The post office on St. Paul Island was shut down for the past week when the postmaster found herself stranded on a neighboring island and the already limited flight service to the Bering Sea town was stalled due to weather and mechanical problems.
Passenger flights between St. Paul and St. George were set to resume Wednesday evening, said Missy Roberts, Peninsula Airways vice president of sales and marketing, likely ending the post office's weeklong closure.
Since Sept. 23, postmaster Mercy Galanin has been stuck at St. George, roughly 40 miles southeast of St. Paul Island. She had traveled to the town to conduct an audit of the neighboring post office, said Dawn Peppinger, marketing manager for United States Postal Service Alaska District. St. Paul and St. George may be about the same distance apart as Anchorage and Wasilla, but there's rough Bering Sea water between them.
Galanin's work trip was unexpectedly extended, as planes were unable to land due to weather, and on two different days, airplane mechanical issues canceled flights to St. George, according to Roberts.
In the meantime, residents on St. Paul have been left without their mail, including food, car parts, and most pressing, medication, said city clerk and acting city manager Phyllis Swetzof.
"We have people with diabetes out here … it starts to get to be a health risk," Swetzof said.
In the town of nearly 500 people, the postmaster is the only employee at the St. Paul post office. And when the single employee is out of pocket, there's not much the U.S. Postal Service can do, Peppinger said. "We don't want unauthorized persons handling the mail," she said.

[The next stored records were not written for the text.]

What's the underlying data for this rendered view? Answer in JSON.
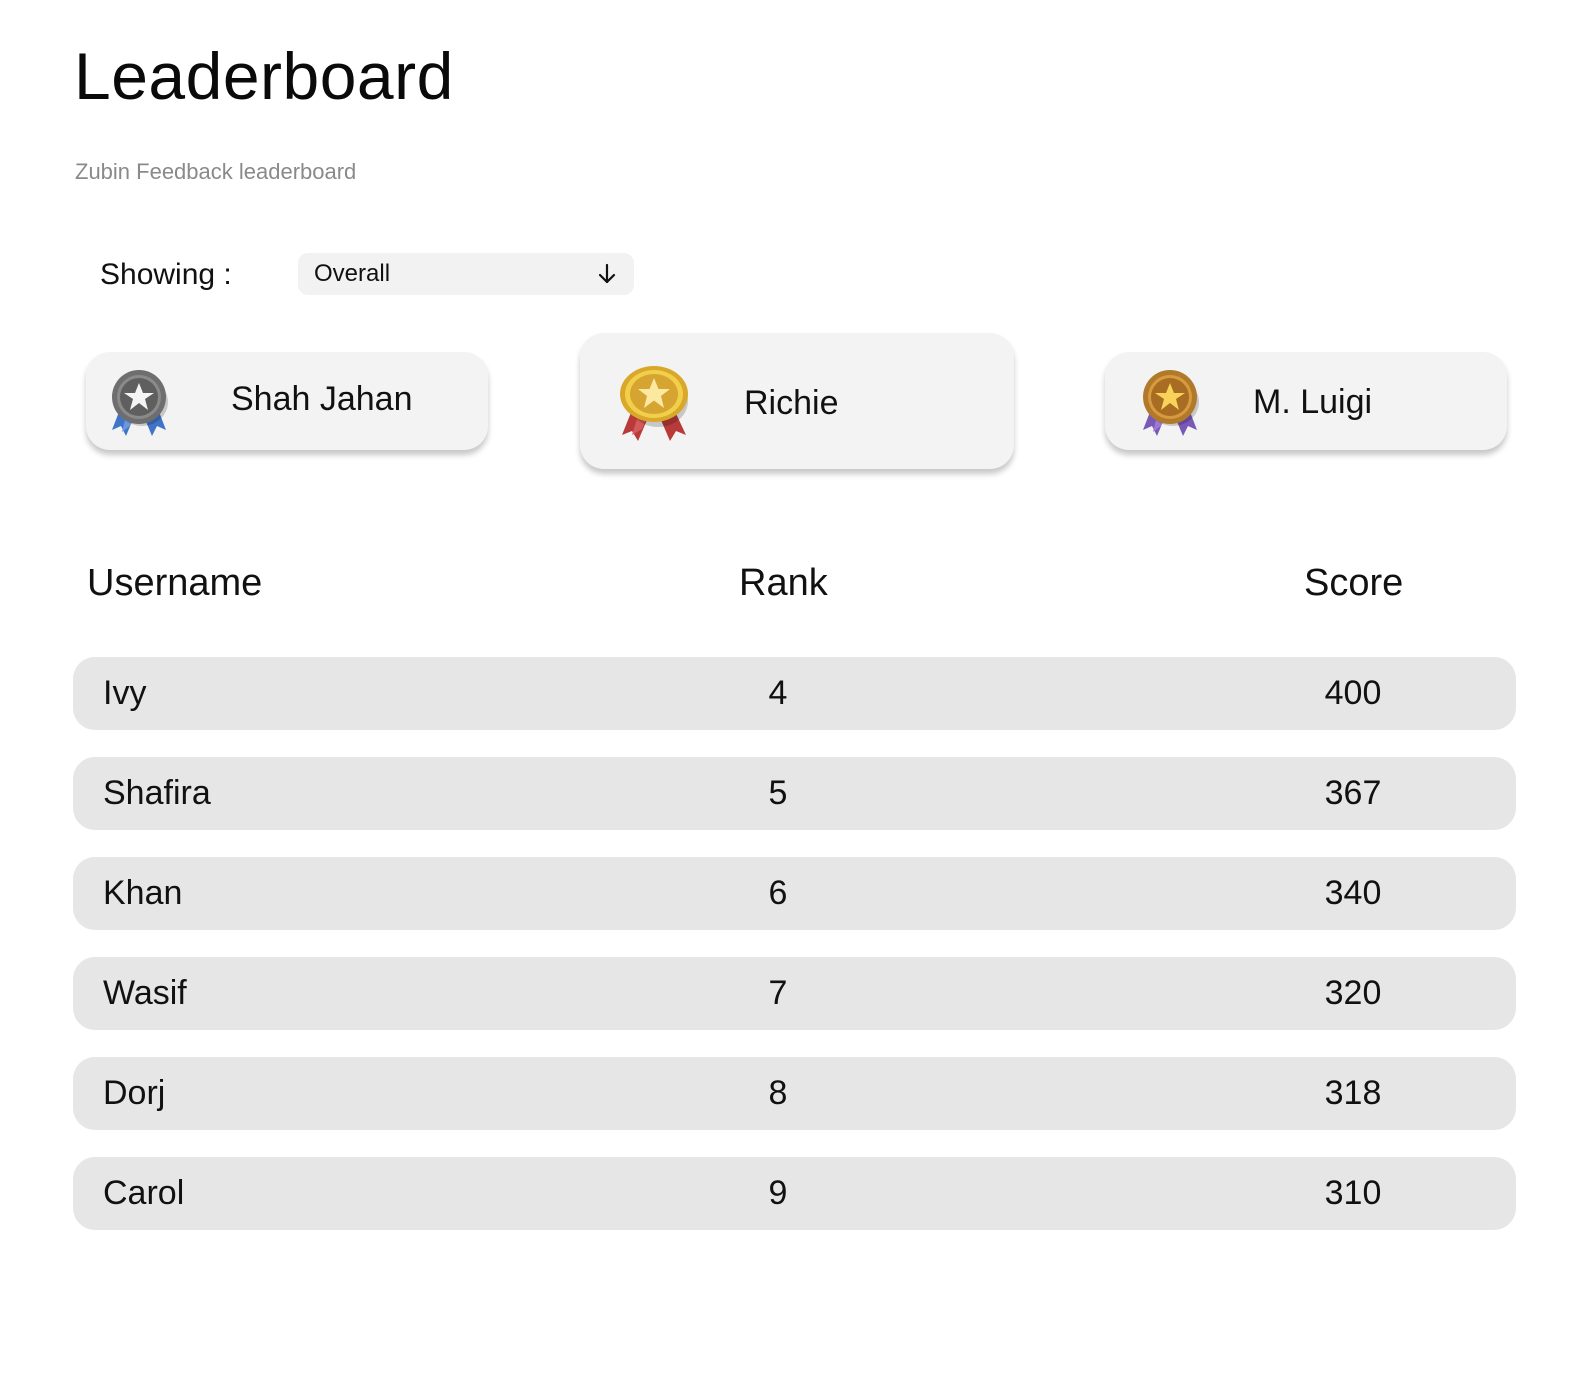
{
  "page": {
    "title": "Leaderboard",
    "subtitle": "Zubin Feedback leaderboard"
  },
  "filter": {
    "label": "Showing  :",
    "selected": "Overall",
    "arrow_icon": "arrow-down-icon"
  },
  "podium": [
    {
      "name": "Shah Jahan",
      "medal": "silver-medal-icon",
      "ribbon_color": "#3f74c8",
      "medal_color": "#7a7a7a"
    },
    {
      "name": "Richie",
      "medal": "gold-medal-icon",
      "ribbon_color": "#b83a3a",
      "medal_color": "#e8c23a"
    },
    {
      "name": "M. Luigi",
      "medal": "bronze-medal-icon",
      "ribbon_color": "#7a58b8",
      "medal_color": "#c88a32"
    }
  ],
  "table": {
    "headers": {
      "username": "Username",
      "rank": "Rank",
      "score": "Score"
    },
    "rows": [
      {
        "username": "Ivy",
        "rank": "4",
        "score": "400"
      },
      {
        "username": "Shafira",
        "rank": "5",
        "score": "367"
      },
      {
        "username": "Khan",
        "rank": "6",
        "score": "340"
      },
      {
        "username": "Wasif",
        "rank": "7",
        "score": "320"
      },
      {
        "username": "Dorj",
        "rank": "8",
        "score": "318"
      },
      {
        "username": "Carol",
        "rank": "9",
        "score": "310"
      }
    ]
  }
}
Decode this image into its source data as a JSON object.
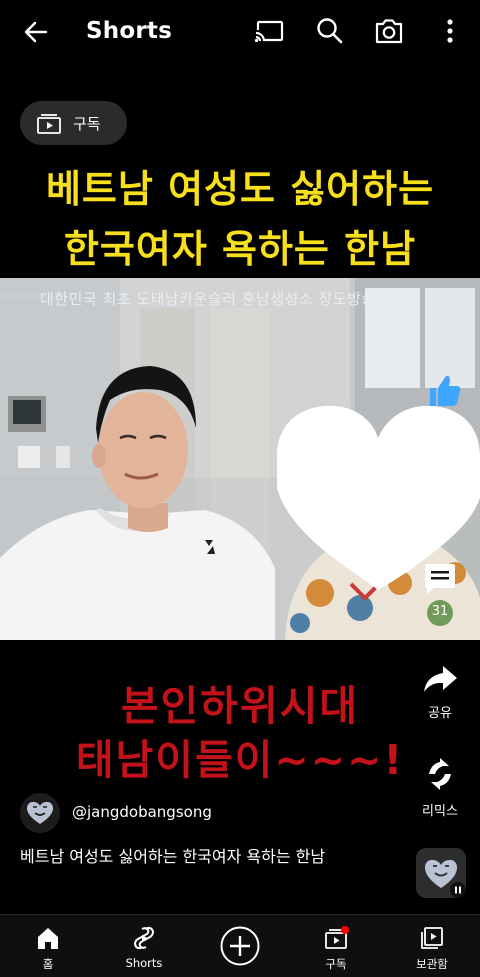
{
  "header": {
    "title": "Shorts"
  },
  "subscribe_chip": {
    "label": "구독"
  },
  "video": {
    "title_line1": "베트남 여성도 싫어하는",
    "title_line2": "한국여자 욕하는 한남",
    "overlay_caption": "대한민국 최초 도태남카운슬러 훈남생성소 장도방송",
    "broadcaster_tag": "roadcaster",
    "red_line1": "본인하위시대",
    "red_line2": "태남이들이~~~!"
  },
  "side_actions": {
    "comments_count": "31",
    "share_label": "공유",
    "remix_label": "리믹스"
  },
  "channel": {
    "handle": "@jangdobangsong"
  },
  "description": "베트남 여성도 싫어하는 한국여자 욕하는 한남",
  "bottom_nav": {
    "home": "홈",
    "shorts": "Shorts",
    "subscriptions": "구독",
    "library": "보관함"
  },
  "icons": {
    "back": "back-arrow-icon",
    "cast": "cast-icon",
    "search": "search-icon",
    "camera": "camera-icon",
    "more": "more-vert-icon",
    "like": "like-icon",
    "comment": "comment-icon",
    "share": "share-icon",
    "remix": "remix-icon",
    "heart": "heart-icon"
  },
  "colors": {
    "title_yellow": "#f7df1c",
    "red_text": "#c4121b",
    "like_blue": "#3ea6ff",
    "notification_dot": "#ff0000"
  }
}
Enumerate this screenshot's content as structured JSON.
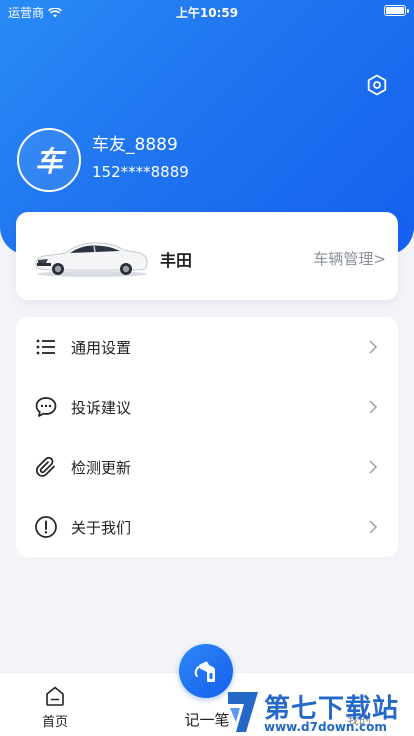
{
  "status_bar": {
    "carrier": "运营商",
    "time": "上午10:59"
  },
  "profile": {
    "avatar_text": "车",
    "username": "车友_8889",
    "phone": "152****8889"
  },
  "car": {
    "name": "丰田",
    "manage_label": "车辆管理>"
  },
  "menu": {
    "items": [
      {
        "label": "通用设置",
        "icon": "list-icon"
      },
      {
        "label": "投诉建议",
        "icon": "chat-bubble-icon"
      },
      {
        "label": "检测更新",
        "icon": "paperclip-icon"
      },
      {
        "label": "关于我们",
        "icon": "info-icon"
      }
    ]
  },
  "tabbar": {
    "home_label": "首页",
    "record_label": "记一笔",
    "mine_label": "我的"
  },
  "watermark": {
    "text": "第七下载站",
    "url": "www.d7down.com"
  },
  "colors": {
    "primary": "#1f74f0",
    "header_light": "#2a8bf5",
    "background": "#f2f4f8"
  }
}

The USPS looks for residents who can relieve the postmaster during an absence such as this one. But for St. Paul, there are no replacements currently, and Peppinger said she hoped someone from the community would "step up" to take the vacant postmaster relief position.
The situation is not unique to St. Paul. "We have a lot of rural facilities in Alaska (where) we certainly need more people," Peppinger said.
When the weather is bad, there are few options for travelers. There are no vessels that can ferry between the two islands, said St. George Mayor Pat Pletnikoff.?
Temperamental weather is nothing new, either. "St. George is unique in that it sits right in the middle of the Bering Sea. Environmentally it is very challenging ... the weather is severe," Pletnikoff said.
Weather seemed to be turning Wednesday, though. "Winds are down and the fog's down," said St. George resident Patricia Machin.
A passenger plane touched down in St. George on Wednesday morning after a week hiatus. PenAir generally flies to St. George three to four times a week, Roberts said, and only once a week does the company fly "that little inter-island hop," between St. Paul and St. George. Generally only one or two passengers are flying between the neighboring towns, she said.
To make up for the lack of service, PenAir planned an inter-island flight Wednesday, on its usual Saab 340, a twin-engine turboprop plane that holds 28 passengers.
Some in St. Paul think that's not frequent enough, Swetzof said. "There's nothing we can do about it," Swetzof said. "We've tried what we can do."
Others were less concerned about the spotty flights. "This is something that you just get used to, living out here," Machin said.
Alaska Dispatch Publishing